This research was designed to address the need for a more cohesive approach to managing wildfire risk in the western United States. This involves multiple entities with diverse, often competing policies, incentives, and practices who are not well-incentivized to work together or take collective accountability for wildfire risk, despite the growing collective impact of wildfires. Two major disconnects in particular are that while federal land management agencies increasingly recognize the need for wildfire’s ecological role, most state and local entities are mandated to pursue full suppression strategies; and second, that even as entities managing wildfire risk seek to better coordinate their respective actions, they face administrative and policy limitations to sharing resources and responsibilities. As a result of these disconnects, there is a lack of strategies that can bridge mitigation treatments and suppression activities, and unify multiple agencies and organizations in implementing interconnected risk reduction at scale, which we characterize as a state of “parallel play.”
Our central research question was: What factors can overcome organizational disconnects to foster co- management of firesheds in the U.S. West? Study objectives were to: 1. Characterize wildfire risk management at the fireshed scale. 2. Develop new knowledge of relationships between organizational structures/processes and values at risk. 3. Identify boundary spanning organizational attributes and causal factors 4. Inform more effective co-management with validated theories and actionable recommendations
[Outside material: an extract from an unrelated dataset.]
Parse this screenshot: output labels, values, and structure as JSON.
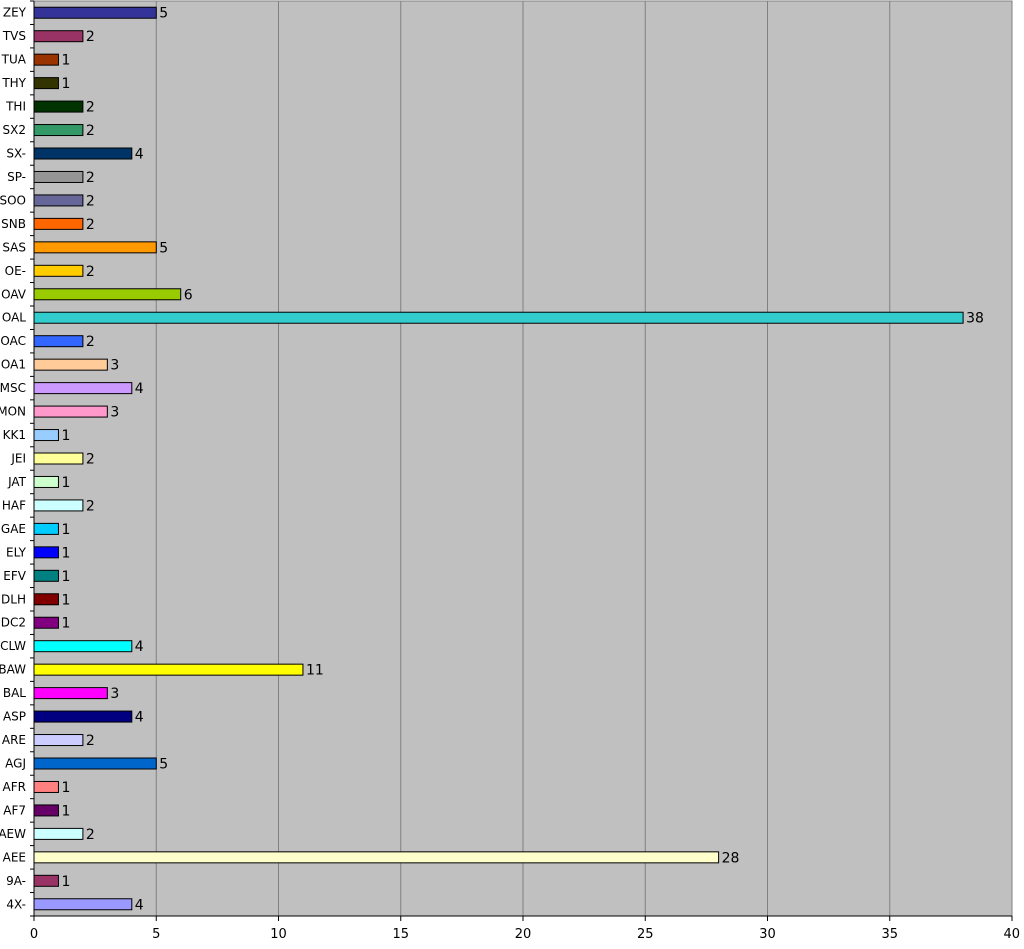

We addressed these objectives through a primarily case study based approach of five purposively selected large landscapes (firesheds) in the U.S. West, which allowed for contextualized insights in specific settings as well as larger-scale theoretical generalizations about boundary spanning in wildfire risk reduction across forest and rangeland landscapes. A total of 93 interviews with 102 interviewees were conducted, and additional data for triangulation were gathered from documents, literature synthesis, and followup interviews. We found that collective action to reduce wildfire risk is challenged by multiple types of boundaries, as well as a fluidity of framings of wildfire risk across social domains and boundary objects, creating some disconnection between how risks are defined and their potential solutions. Multiple forms of boundary spanning actors, functions, and features are needed to overcome these boundaries and disconnects. Community-based and collaborative coalitions are key boundary spanning organizations that can unite actors across organizational boundaries. The practices of prescribed fire and managing wildfire for natural resource objectives help span the boundaries between the functional realms of mitigation and fire response. Our research suggests the need for further investment in boundary spanning actors and functions at local scales, coordinated with efforts to align risk paradigms in broader-level venues; and future applied social science that can continue to identify strategic boundary spanning approaches in varying contexts.